§ What to do: The answer must be every line of the records in which the string "proxy" appears.

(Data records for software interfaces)

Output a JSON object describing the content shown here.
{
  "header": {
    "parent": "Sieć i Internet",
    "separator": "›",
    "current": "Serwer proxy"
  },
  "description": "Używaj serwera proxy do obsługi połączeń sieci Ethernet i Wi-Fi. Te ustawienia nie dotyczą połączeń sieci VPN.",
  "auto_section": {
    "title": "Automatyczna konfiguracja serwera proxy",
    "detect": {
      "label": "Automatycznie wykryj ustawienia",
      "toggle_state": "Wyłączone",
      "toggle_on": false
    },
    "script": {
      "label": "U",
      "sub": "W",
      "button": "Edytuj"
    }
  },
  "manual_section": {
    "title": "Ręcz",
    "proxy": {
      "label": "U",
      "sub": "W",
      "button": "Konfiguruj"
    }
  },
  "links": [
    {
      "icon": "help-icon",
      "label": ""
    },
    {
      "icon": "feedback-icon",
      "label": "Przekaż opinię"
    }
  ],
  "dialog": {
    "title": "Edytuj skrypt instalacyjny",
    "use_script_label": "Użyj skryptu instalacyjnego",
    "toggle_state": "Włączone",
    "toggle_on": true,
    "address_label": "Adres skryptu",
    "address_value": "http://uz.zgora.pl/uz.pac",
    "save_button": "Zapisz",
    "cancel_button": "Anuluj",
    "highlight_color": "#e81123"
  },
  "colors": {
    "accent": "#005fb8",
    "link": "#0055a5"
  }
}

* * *

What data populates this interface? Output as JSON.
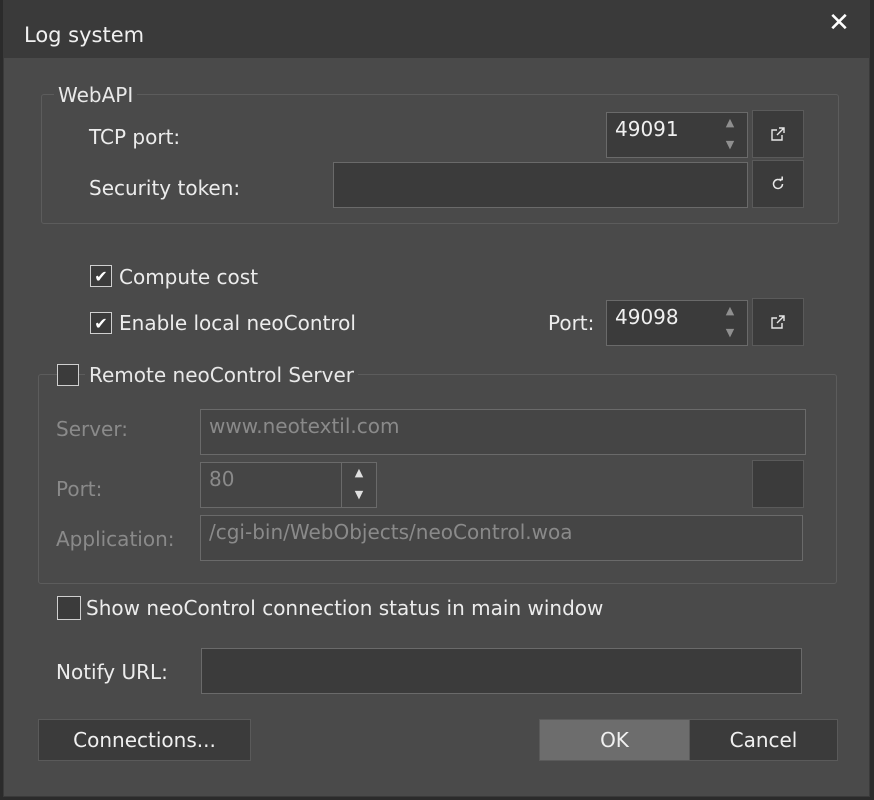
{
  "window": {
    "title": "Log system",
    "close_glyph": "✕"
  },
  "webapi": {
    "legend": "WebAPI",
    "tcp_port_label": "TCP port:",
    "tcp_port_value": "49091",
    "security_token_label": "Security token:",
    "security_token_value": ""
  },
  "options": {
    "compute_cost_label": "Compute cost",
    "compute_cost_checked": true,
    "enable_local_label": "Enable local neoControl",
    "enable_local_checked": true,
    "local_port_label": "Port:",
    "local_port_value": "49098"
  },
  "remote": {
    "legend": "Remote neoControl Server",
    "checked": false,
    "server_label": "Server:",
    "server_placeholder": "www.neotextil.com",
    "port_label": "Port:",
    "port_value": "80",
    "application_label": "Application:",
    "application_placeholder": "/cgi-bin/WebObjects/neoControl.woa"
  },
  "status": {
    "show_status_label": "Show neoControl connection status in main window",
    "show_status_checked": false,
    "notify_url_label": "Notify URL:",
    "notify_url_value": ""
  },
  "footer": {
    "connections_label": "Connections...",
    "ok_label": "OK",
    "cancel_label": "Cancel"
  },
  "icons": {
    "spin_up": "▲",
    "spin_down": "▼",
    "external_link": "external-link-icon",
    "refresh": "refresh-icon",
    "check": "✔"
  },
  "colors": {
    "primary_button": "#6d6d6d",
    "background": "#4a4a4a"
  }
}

§ Response area:
    "current": "Serwer proxy"
  "description": "Używaj serwera proxy do obsługi połączeń sieci Ethernet i Wi-Fi. Te ustawienia nie dotyczą połączeń sieci VPN.",
    "title": "Automatyczna konfiguracja serwera proxy",
    "proxy": {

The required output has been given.